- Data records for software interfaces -
———

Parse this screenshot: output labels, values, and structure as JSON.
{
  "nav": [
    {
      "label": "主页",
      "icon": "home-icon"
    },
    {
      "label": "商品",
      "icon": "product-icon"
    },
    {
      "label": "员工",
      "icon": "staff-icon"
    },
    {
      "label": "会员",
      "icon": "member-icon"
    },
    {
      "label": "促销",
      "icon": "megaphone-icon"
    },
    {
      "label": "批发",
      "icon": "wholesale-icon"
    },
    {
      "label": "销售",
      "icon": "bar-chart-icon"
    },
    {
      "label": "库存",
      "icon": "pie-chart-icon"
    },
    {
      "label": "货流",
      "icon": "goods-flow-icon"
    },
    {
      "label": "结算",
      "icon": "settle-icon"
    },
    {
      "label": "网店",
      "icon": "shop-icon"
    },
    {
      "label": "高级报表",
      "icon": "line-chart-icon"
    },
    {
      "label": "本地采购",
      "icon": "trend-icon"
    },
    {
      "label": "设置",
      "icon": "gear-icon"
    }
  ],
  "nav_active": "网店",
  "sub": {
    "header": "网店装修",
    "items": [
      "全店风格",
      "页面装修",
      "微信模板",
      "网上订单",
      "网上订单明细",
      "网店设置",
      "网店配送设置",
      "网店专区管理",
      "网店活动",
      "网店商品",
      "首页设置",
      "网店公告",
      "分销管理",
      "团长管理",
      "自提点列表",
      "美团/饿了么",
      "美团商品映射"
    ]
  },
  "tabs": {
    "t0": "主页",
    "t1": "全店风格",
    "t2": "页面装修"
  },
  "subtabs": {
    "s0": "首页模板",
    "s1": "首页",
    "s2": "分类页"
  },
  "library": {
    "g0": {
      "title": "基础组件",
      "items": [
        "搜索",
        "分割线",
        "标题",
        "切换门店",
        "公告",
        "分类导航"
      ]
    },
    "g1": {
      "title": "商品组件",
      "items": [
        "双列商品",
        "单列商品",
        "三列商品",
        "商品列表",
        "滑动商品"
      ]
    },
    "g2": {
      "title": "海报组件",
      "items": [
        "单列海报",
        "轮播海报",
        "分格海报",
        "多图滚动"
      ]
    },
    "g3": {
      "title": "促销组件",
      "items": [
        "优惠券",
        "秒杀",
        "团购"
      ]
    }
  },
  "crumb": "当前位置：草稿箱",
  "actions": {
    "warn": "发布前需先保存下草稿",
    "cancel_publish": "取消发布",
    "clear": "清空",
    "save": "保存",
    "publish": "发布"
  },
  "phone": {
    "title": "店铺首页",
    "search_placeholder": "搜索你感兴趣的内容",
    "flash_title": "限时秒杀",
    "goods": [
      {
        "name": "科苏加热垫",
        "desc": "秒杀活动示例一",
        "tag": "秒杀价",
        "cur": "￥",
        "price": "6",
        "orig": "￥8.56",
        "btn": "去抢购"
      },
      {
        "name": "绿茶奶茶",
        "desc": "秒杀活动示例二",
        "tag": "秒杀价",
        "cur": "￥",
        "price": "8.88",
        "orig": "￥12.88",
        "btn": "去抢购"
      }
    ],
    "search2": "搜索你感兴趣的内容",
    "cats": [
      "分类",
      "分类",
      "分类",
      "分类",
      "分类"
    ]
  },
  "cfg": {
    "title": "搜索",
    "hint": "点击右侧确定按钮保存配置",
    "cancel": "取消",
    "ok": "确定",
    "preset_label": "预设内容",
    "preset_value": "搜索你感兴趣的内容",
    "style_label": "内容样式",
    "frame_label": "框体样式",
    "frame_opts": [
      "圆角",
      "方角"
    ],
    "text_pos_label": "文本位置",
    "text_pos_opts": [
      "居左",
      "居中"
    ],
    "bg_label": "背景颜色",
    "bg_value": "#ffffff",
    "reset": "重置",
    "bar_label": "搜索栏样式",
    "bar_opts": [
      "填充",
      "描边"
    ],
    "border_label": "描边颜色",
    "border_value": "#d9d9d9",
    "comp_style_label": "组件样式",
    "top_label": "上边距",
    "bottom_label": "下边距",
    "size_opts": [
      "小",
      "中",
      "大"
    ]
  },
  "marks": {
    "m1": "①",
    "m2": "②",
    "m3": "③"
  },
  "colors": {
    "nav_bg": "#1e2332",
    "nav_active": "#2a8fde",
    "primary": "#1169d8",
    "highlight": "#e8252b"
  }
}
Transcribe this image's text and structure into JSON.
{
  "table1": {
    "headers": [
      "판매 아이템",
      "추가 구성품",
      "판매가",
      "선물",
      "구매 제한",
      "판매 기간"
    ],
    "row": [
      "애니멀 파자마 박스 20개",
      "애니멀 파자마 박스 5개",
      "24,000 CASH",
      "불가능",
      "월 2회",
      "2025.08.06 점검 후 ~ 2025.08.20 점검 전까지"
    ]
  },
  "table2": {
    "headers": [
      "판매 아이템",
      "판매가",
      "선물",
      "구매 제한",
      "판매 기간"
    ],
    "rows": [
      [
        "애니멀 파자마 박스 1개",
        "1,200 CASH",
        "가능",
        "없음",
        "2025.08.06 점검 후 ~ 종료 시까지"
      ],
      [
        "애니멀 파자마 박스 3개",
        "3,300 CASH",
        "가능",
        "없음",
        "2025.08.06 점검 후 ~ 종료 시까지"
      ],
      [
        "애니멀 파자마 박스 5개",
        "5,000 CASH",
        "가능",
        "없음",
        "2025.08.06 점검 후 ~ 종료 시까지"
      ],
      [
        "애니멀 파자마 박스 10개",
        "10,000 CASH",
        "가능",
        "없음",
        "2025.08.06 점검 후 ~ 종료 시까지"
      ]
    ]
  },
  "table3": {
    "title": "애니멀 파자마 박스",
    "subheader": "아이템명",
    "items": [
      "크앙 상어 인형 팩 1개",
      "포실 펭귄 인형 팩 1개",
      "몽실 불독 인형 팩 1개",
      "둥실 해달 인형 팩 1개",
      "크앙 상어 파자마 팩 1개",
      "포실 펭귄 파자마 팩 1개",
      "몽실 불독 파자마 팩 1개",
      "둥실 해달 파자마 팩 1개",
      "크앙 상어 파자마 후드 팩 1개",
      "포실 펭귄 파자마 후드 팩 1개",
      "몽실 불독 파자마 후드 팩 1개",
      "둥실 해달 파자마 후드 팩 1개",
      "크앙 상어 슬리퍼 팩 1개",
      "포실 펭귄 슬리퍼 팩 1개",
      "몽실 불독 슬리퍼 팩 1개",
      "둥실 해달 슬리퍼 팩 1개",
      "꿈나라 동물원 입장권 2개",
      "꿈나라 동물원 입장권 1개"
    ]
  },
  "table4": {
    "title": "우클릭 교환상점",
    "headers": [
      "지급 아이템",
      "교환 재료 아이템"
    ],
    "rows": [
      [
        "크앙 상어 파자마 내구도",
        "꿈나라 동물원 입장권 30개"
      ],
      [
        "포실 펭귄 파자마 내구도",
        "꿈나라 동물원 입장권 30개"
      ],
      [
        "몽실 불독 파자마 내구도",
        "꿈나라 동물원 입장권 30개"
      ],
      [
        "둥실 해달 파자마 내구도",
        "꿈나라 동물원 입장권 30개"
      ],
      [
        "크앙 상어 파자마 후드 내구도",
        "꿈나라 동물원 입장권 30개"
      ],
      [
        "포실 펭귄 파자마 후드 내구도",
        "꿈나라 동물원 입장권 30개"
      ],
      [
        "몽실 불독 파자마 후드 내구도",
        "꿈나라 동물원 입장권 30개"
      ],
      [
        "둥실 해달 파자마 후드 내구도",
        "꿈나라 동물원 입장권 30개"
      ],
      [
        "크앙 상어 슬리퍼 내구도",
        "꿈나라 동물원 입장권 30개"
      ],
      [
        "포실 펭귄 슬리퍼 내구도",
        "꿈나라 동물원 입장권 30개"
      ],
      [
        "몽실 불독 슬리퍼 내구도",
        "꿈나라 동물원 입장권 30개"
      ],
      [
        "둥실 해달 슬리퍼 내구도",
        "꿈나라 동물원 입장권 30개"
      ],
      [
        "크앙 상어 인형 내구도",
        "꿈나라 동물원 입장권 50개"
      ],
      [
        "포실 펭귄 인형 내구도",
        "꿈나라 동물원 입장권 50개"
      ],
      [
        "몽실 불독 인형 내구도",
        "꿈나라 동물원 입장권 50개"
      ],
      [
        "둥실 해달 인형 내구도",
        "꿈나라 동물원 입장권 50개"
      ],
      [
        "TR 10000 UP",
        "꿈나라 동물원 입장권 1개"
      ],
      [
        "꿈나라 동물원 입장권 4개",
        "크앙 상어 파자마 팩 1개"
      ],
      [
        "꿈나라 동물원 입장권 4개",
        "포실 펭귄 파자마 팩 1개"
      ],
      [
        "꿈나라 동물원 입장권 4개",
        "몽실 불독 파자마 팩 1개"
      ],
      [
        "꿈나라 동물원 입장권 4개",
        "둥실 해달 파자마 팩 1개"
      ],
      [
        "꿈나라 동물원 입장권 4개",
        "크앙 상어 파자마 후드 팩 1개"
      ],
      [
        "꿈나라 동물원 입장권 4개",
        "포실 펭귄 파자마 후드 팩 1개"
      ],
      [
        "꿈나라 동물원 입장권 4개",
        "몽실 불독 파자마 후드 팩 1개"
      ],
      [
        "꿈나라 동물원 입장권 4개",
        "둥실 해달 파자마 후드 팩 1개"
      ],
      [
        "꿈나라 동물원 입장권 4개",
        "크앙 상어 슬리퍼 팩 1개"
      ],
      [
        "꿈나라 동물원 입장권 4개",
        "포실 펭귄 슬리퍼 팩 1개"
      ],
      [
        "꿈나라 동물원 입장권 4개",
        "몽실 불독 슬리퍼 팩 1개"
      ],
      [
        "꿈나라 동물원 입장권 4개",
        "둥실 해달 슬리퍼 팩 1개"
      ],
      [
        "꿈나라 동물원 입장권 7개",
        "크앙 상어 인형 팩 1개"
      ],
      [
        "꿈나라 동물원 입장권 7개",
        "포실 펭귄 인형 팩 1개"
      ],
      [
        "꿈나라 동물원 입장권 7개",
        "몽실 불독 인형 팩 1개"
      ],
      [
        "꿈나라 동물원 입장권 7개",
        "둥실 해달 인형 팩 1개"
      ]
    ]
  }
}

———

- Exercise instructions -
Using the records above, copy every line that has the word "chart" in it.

- Reply to the exercise -
      "icon": "bar-chart-icon"
      "icon": "pie-chart-icon"
      "icon": "line-chart-icon"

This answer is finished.